If the committee chair deems that the credentials presented by the observers comply with the sheets the committee has, they will admit the observers.
If the chair has not received the sheets or has doubts about the authenticity of the credentials, the identity of the person seeking accreditation or both, they will allow them to take up their positions, if they ask to do so, but will make a note in the committee’s record of constitution of their reservations for clarification and take action if need be.
If more than two observers turn up for the same list, the chair will only allow the first two to present their credentials to take up their posts and will number the credentials in order of appearance.
The sheets received by the chair must be enclosed with the electoral file. The credentials submitted by the observers will be returned to them once checked by the chair. If the chair does not receive the sheets, the pertinent credentials will have to be enclosed with the electoral file once the tallying of votes has been completed.
If the observer turns up at the committee after 8.30 am and after the polling station committee has been constituted, the chair will not allow them to take up their position, although they may vote at this polling place.
Observers who are salaried employees and civil servants who accredit their role as an observer have the right on the day of the election and on the following day to paid leave of a full working day on the day of the election, if it is a working day, and a reduction in their working day of five hours on the following day.
The observer attends the polling station committee and takes part in its deliberations, although they are not allowed to vote on any decisions taken.
They can file complaints and protests and ask for certificates, such as the record of the constitution of the polling station committee.
They can perform their role only at the polling station committee for which they are accredited. The observers for the same list accredited with the committee can replace each other whenever they wish.
The observers vote at the committee for which they are accredited, even if they are not on the electoral roll for this polling station committee, as long as they appear in the constituency corresponding to this committee. Otherwise, when the observer is not registered in the electoral constituency corresponding to the committee where they perform their duties they can vote by post.
An agent is the person appointed by the representative of each list to represent the list at election events and operations.
People over the age of 18 who have full exercise of their civil and political rights can be agents.
The representative of each list grants powers to the agent of that list.
The power of attorney is completed before a notary or before the secretary of the provincial or area electoral commission, who issue the corresponding credentials using the officially established form.
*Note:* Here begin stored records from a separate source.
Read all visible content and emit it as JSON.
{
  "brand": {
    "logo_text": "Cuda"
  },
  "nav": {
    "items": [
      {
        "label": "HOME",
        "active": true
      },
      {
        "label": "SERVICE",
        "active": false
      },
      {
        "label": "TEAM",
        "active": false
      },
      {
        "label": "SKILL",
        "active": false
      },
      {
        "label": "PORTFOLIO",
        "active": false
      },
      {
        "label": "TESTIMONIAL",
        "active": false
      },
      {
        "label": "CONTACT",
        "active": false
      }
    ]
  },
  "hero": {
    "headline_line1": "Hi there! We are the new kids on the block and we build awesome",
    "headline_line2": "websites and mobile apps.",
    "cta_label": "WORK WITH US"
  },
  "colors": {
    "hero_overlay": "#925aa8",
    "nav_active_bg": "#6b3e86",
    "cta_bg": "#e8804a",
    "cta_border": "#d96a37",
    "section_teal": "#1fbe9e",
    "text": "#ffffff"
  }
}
Agents must identify themselves by showing their credentials (appointment) and their National Identity Document to the members of the polling station committees and to the other competent authorities.
Agents who are salaried employees and civil servants who accredit their role as an agent have the right to paid leave on the day of the election.
- Freely enter all polling places.
- Observe how the voting and tallying is going at any polling station committee.
- File complaints and protests.
- Request certificates.
In addition, if there are no observers for their list, they can be observers for the polling station committee and take part in deliberations, although they are not allowed to vote.
Agents must identify themselves as such to the members of the polling station committee by showing their credentials and national identity card.
Agents vote at the committee where they are registered on the electoral roll.
Yes. Observers and agents can wear badges or stickers with the name and initials of the list they represent but only to identify themselves as observers or agents and not as electoral publicity.
No. When someone takes up post as an observer for a committee, they cannot act as an agent at other polling station committees.